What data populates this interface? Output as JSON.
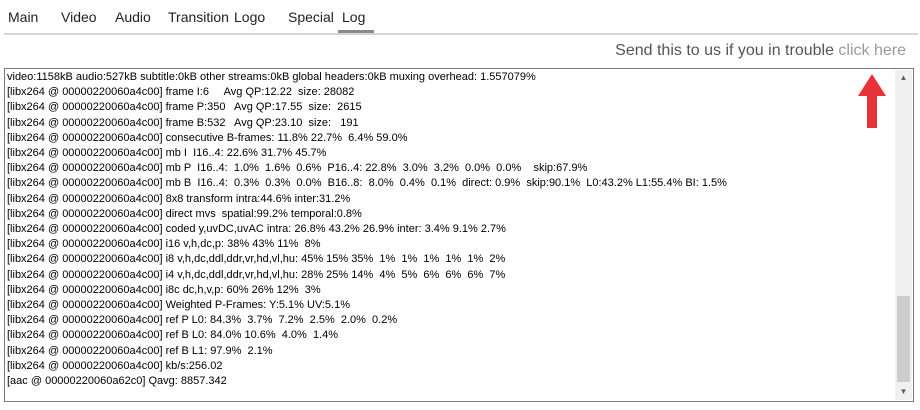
{
  "tabs": [
    {
      "label": "Main"
    },
    {
      "label": "Video"
    },
    {
      "label": "Audio"
    },
    {
      "label": "Transition"
    },
    {
      "label": "Logo"
    },
    {
      "label": "Special"
    },
    {
      "label": "Log",
      "active": true
    }
  ],
  "trouble": {
    "message": "Send this to us if you in trouble",
    "link": "click here"
  },
  "arrow_icon": "red-up-arrow-icon",
  "colors": {
    "arrow": "#e8333a",
    "link": "#9a9a9a"
  },
  "log": {
    "lines": [
      "video:1158kB audio:527kB subtitle:0kB other streams:0kB global headers:0kB muxing overhead: 1.557079%",
      "[libx264 @ 00000220060a4c00] frame I:6     Avg QP:12.22  size: 28082",
      "[libx264 @ 00000220060a4c00] frame P:350   Avg QP:17.55  size:  2615",
      "[libx264 @ 00000220060a4c00] frame B:532   Avg QP:23.10  size:   191",
      "[libx264 @ 00000220060a4c00] consecutive B-frames: 11.8% 22.7%  6.4% 59.0%",
      "[libx264 @ 00000220060a4c00] mb I  I16..4: 22.6% 31.7% 45.7%",
      "[libx264 @ 00000220060a4c00] mb P  I16..4:  1.0%  1.6%  0.6%  P16..4: 22.8%  3.0%  3.2%  0.0%  0.0%    skip:67.9%",
      "[libx264 @ 00000220060a4c00] mb B  I16..4:  0.3%  0.3%  0.0%  B16..8:  8.0%  0.4%  0.1%  direct: 0.9%  skip:90.1%  L0:43.2% L1:55.4% BI: 1.5%",
      "[libx264 @ 00000220060a4c00] 8x8 transform intra:44.6% inter:31.2%",
      "[libx264 @ 00000220060a4c00] direct mvs  spatial:99.2% temporal:0.8%",
      "[libx264 @ 00000220060a4c00] coded y,uvDC,uvAC intra: 26.8% 43.2% 26.9% inter: 3.4% 9.1% 2.7%",
      "[libx264 @ 00000220060a4c00] i16 v,h,dc,p: 38% 43% 11%  8%",
      "[libx264 @ 00000220060a4c00] i8 v,h,dc,ddl,ddr,vr,hd,vl,hu: 45% 15% 35%  1%  1%  1%  1%  1%  2%",
      "[libx264 @ 00000220060a4c00] i4 v,h,dc,ddl,ddr,vr,hd,vl,hu: 28% 25% 14%  4%  5%  6%  6%  6%  7%",
      "[libx264 @ 00000220060a4c00] i8c dc,h,v,p: 60% 26% 12%  3%",
      "[libx264 @ 00000220060a4c00] Weighted P-Frames: Y:5.1% UV:5.1%",
      "[libx264 @ 00000220060a4c00] ref P L0: 84.3%  3.7%  7.2%  2.5%  2.0%  0.2%",
      "[libx264 @ 00000220060a4c00] ref B L0: 84.0% 10.6%  4.0%  1.4%",
      "[libx264 @ 00000220060a4c00] ref B L1: 97.9%  2.1%",
      "[libx264 @ 00000220060a4c00] kb/s:256.02",
      "[aac @ 00000220060a62c0] Qavg: 8857.342"
    ]
  }
}
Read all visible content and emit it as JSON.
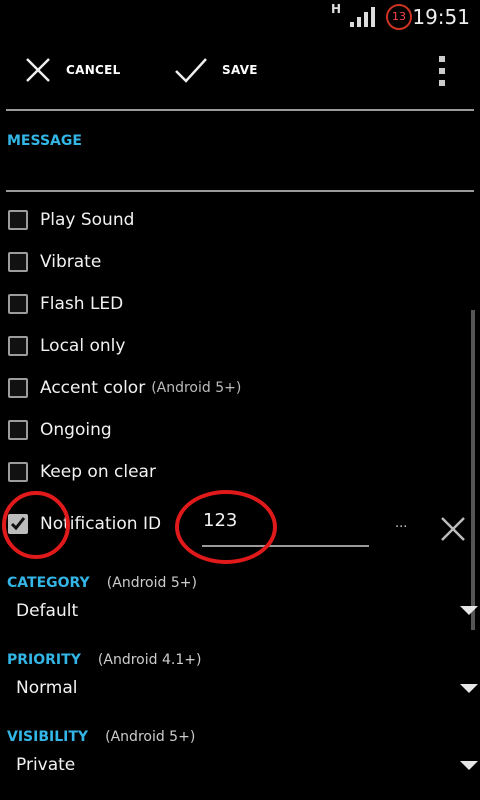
{
  "statusbar": {
    "network_type": "H",
    "notification_count": "13",
    "time": "19:51"
  },
  "actionbar": {
    "cancel_label": "CANCEL",
    "save_label": "SAVE"
  },
  "message": {
    "header": "MESSAGE",
    "value": ""
  },
  "checkboxes": [
    {
      "label": "Play Sound",
      "note": "",
      "checked": false
    },
    {
      "label": "Vibrate",
      "note": "",
      "checked": false
    },
    {
      "label": "Flash LED",
      "note": "",
      "checked": false
    },
    {
      "label": "Local only",
      "note": "",
      "checked": false
    },
    {
      "label": "Accent color",
      "note": "(Android 5+)",
      "checked": false
    },
    {
      "label": "Ongoing",
      "note": "",
      "checked": false
    },
    {
      "label": "Keep on clear",
      "note": "",
      "checked": false
    }
  ],
  "notification_id": {
    "label": "Notification ID",
    "checked": true,
    "value": "123",
    "more_label": "..."
  },
  "category": {
    "header": "CATEGORY",
    "note": "(Android 5+)",
    "value": "Default"
  },
  "priority": {
    "header": "PRIORITY",
    "note": "(Android 4.1+)",
    "value": "Normal"
  },
  "visibility": {
    "header": "VISIBILITY",
    "note": "(Android 5+)",
    "value": "Private"
  },
  "colors": {
    "accent": "#33b5e5",
    "annotation": "#e01a1a",
    "background": "#000000"
  }
}
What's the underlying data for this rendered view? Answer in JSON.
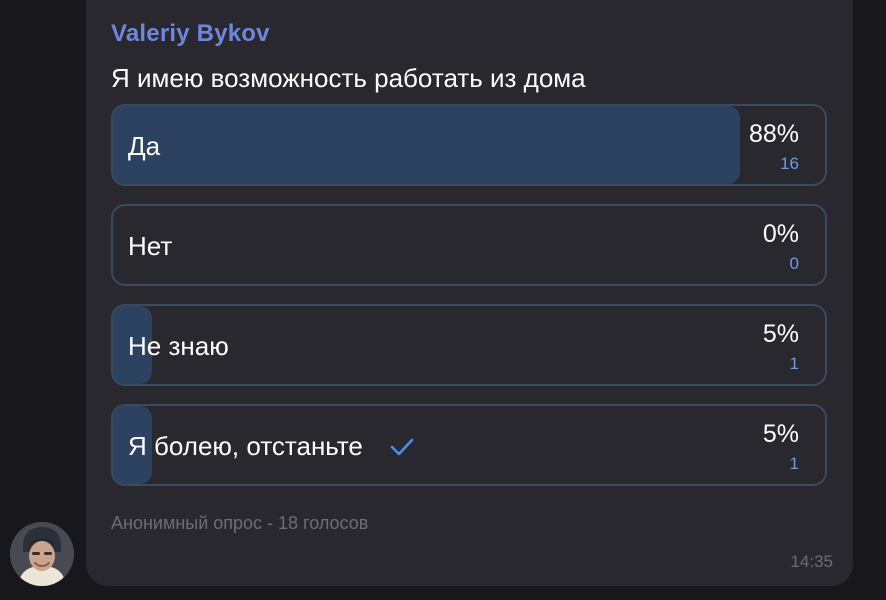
{
  "message": {
    "sender": "Valeriy Bykov",
    "time": "14:35"
  },
  "poll": {
    "question": "Я имею возможность работать из дома",
    "footer": "Анонимный опрос - 18 голосов",
    "options": [
      {
        "label": "Да",
        "percent": "88%",
        "votes": "16",
        "fill_fraction": 0.88,
        "selected": false
      },
      {
        "label": "Нет",
        "percent": "0%",
        "votes": "0",
        "fill_fraction": 0.0,
        "selected": false
      },
      {
        "label": "Не знаю",
        "percent": "5%",
        "votes": "1",
        "fill_fraction": 0.055,
        "selected": false
      },
      {
        "label": "Я болею, отстаньте",
        "percent": "5%",
        "votes": "1",
        "fill_fraction": 0.055,
        "selected": true
      }
    ]
  },
  "colors": {
    "accent_name": "#6f86de",
    "fill": "#2c4260",
    "check": "#4a8ff5"
  },
  "icons": {
    "selected_mark": "checkmark-icon",
    "avatar": "user-avatar"
  }
}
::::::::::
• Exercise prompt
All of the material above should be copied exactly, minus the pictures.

• Result below
What data populates this interface? Output as JSON.
{
  "tabs": [
    {
      "label": "Main"
    },
    {
      "label": "Video"
    },
    {
      "label": "Audio"
    },
    {
      "label": "Transition"
    },
    {
      "label": "Logo"
    },
    {
      "label": "Special"
    },
    {
      "label": "Log",
      "active": true
    }
  ],
  "trouble": {
    "message": "Send this to us if you in trouble",
    "link": "click here"
  },
  "arrow_icon": "red-up-arrow-icon",
  "colors": {
    "arrow": "#e8333a",
    "link": "#9a9a9a"
  },
  "log": {
    "lines": [
      "video:1158kB audio:527kB subtitle:0kB other streams:0kB global headers:0kB muxing overhead: 1.557079%",
      "[libx264 @ 00000220060a4c00] frame I:6     Avg QP:12.22  size: 28082",
      "[libx264 @ 00000220060a4c00] frame P:350   Avg QP:17.55  size:  2615",
      "[libx264 @ 00000220060a4c00] frame B:532   Avg QP:23.10  size:   191",
      "[libx264 @ 00000220060a4c00] consecutive B-frames: 11.8% 22.7%  6.4% 59.0%",
      "[libx264 @ 00000220060a4c00] mb I  I16..4: 22.6% 31.7% 45.7%",
      "[libx264 @ 00000220060a4c00] mb P  I16..4:  1.0%  1.6%  0.6%  P16..4: 22.8%  3.0%  3.2%  0.0%  0.0%    skip:67.9%",
      "[libx264 @ 00000220060a4c00] mb B  I16..4:  0.3%  0.3%  0.0%  B16..8:  8.0%  0.4%  0.1%  direct: 0.9%  skip:90.1%  L0:43.2% L1:55.4% BI: 1.5%",
      "[libx264 @ 00000220060a4c00] 8x8 transform intra:44.6% inter:31.2%",
      "[libx264 @ 00000220060a4c00] direct mvs  spatial:99.2% temporal:0.8%",
      "[libx264 @ 00000220060a4c00] coded y,uvDC,uvAC intra: 26.8% 43.2% 26.9% inter: 3.4% 9.1% 2.7%",
      "[libx264 @ 00000220060a4c00] i16 v,h,dc,p: 38% 43% 11%  8%",
      "[libx264 @ 00000220060a4c00] i8 v,h,dc,ddl,ddr,vr,hd,vl,hu: 45% 15% 35%  1%  1%  1%  1%  1%  2%",
      "[libx264 @ 00000220060a4c00] i4 v,h,dc,ddl,ddr,vr,hd,vl,hu: 28% 25% 14%  4%  5%  6%  6%  6%  7%",
      "[libx264 @ 00000220060a4c00] i8c dc,h,v,p: 60% 26% 12%  3%",
      "[libx264 @ 00000220060a4c00] Weighted P-Frames: Y:5.1% UV:5.1%",
      "[libx264 @ 00000220060a4c00] ref P L0: 84.3%  3.7%  7.2%  2.5%  2.0%  0.2%",
      "[libx264 @ 00000220060a4c00] ref B L0: 84.0% 10.6%  4.0%  1.4%",
      "[libx264 @ 00000220060a4c00] ref B L1: 97.9%  2.1%",
      "[libx264 @ 00000220060a4c00] kb/s:256.02",
      "[aac @ 00000220060a62c0] Qavg: 8857.342"
    ]
  }
}
Read all visible content and emit it as JSON.
{
  "statusbar": {
    "network_type": "H",
    "notification_count": "13",
    "time": "19:51"
  },
  "actionbar": {
    "cancel_label": "CANCEL",
    "save_label": "SAVE"
  },
  "message": {
    "header": "MESSAGE",
    "value": ""
  },
  "checkboxes": [
    {
      "label": "Play Sound",
      "note": "",
      "checked": false
    },
    {
      "label": "Vibrate",
      "note": "",
      "checked": false
    },
    {
      "label": "Flash LED",
      "note": "",
      "checked": false
    },
    {
      "label": "Local only",
      "note": "",
      "checked": false
    },
    {
      "label": "Accent color",
      "note": "(Android 5+)",
      "checked": false
    },
    {
      "label": "Ongoing",
      "note": "",
      "checked": false
    },
    {
      "label": "Keep on clear",
      "note": "",
      "checked": false
    }
  ],
  "notification_id": {
    "label": "Notification ID",
    "checked": true,
    "value": "123",
    "more_label": "..."
  },
  "category": {
    "header": "CATEGORY",
    "note": "(Android 5+)",
    "value": "Default"
  },
  "priority": {
    "header": "PRIORITY",
    "note": "(Android 4.1+)",
    "value": "Normal"
  },
  "visibility": {
    "header": "VISIBILITY",
    "note": "(Android 5+)",
    "value": "Private"
  },
  "colors": {
    "accent": "#33b5e5",
    "annotation": "#e01a1a",
    "background": "#000000"
  }
}
What's the underlying data for this rendered view? Answer in JSON.
{
  "message": {
    "sender": "Valeriy Bykov",
    "time": "14:35"
  },
  "poll": {
    "question": "Я имею возможность работать из дома",
    "footer": "Анонимный опрос - 18 голосов",
    "options": [
      {
        "label": "Да",
        "percent": "88%",
        "votes": "16",
        "fill_fraction": 0.88,
        "selected": false
      },
      {
        "label": "Нет",
        "percent": "0%",
        "votes": "0",
        "fill_fraction": 0.0,
        "selected": false
      },
      {
        "label": "Не знаю",
        "percent": "5%",
        "votes": "1",
        "fill_fraction": 0.055,
        "selected": false
      },
      {
        "label": "Я болею, отстаньте",
        "percent": "5%",
        "votes": "1",
        "fill_fraction": 0.055,
        "selected": true
      }
    ]
  },
  "colors": {
    "accent_name": "#6f86de",
    "fill": "#2c4260",
    "check": "#4a8ff5"
  },
  "icons": {
    "selected_mark": "checkmark-icon",
    "avatar": "user-avatar"
  }
}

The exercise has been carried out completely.